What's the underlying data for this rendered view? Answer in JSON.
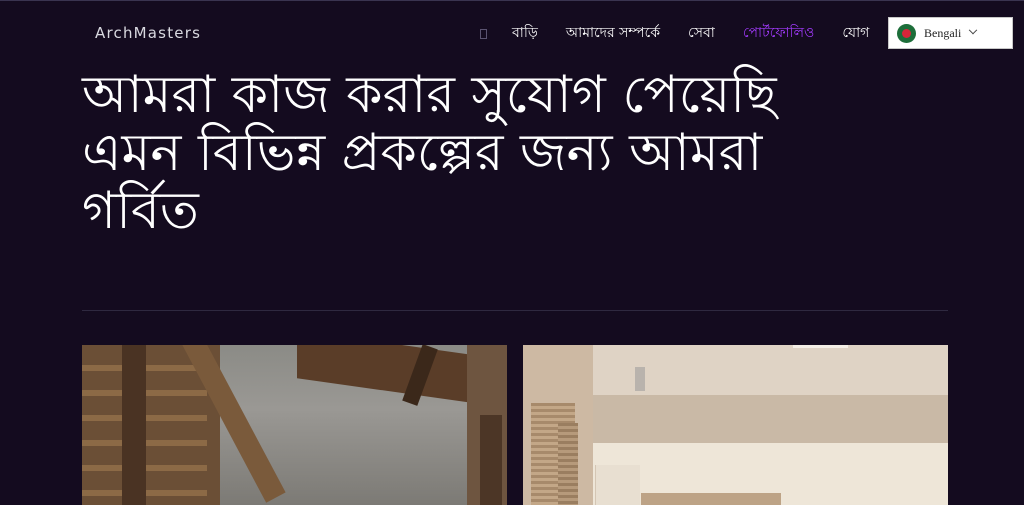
{
  "brand": {
    "name": "ArchMasters"
  },
  "nav": {
    "items": [
      {
        "label": "বাড়ি",
        "active": false
      },
      {
        "label": "আমাদের সম্পর্কে",
        "active": false
      },
      {
        "label": "সেবা",
        "active": false
      },
      {
        "label": "পোর্টফোলিও",
        "active": true
      },
      {
        "label": "যোগ",
        "active": false
      }
    ]
  },
  "language_selector": {
    "value": "Bengali",
    "flag_icon": "bangladesh-flag-icon"
  },
  "hero": {
    "title": "আমরা কাজ করার সুযোগ পেয়েছি এমন বিভিন্ন প্রকল্পের জন্য আমরা গর্বিত"
  },
  "colors": {
    "background": "#140b1f",
    "accent": "#a43bff",
    "text": "#ffffff"
  },
  "portfolio": {
    "cards": [
      {
        "image": "wooden-stair-concrete-interior"
      },
      {
        "image": "minimal-beige-interior"
      }
    ]
  }
}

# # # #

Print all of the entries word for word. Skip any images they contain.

What's the underlying data for this rendered view? Answer in JSON.
{
  "brand": {
    "name": "ArchMasters"
  },
  "nav": {
    "items": [
      {
        "label": "বাড়ি",
        "active": false
      },
      {
        "label": "আমাদের সম্পর্কে",
        "active": false
      },
      {
        "label": "সেবা",
        "active": false
      },
      {
        "label": "পোর্টফোলিও",
        "active": true
      },
      {
        "label": "যোগ",
        "active": false
      }
    ]
  },
  "language_selector": {
    "value": "Bengali",
    "flag_icon": "bangladesh-flag-icon"
  },
  "hero": {
    "title": "আমরা কাজ করার সুযোগ পেয়েছি এমন বিভিন্ন প্রকল্পের জন্য আমরা গর্বিত"
  },
  "colors": {
    "background": "#140b1f",
    "accent": "#a43bff",
    "text": "#ffffff"
  },
  "portfolio": {
    "cards": [
      {
        "image": "wooden-stair-concrete-interior"
      },
      {
        "image": "minimal-beige-interior"
      }
    ]
  }
}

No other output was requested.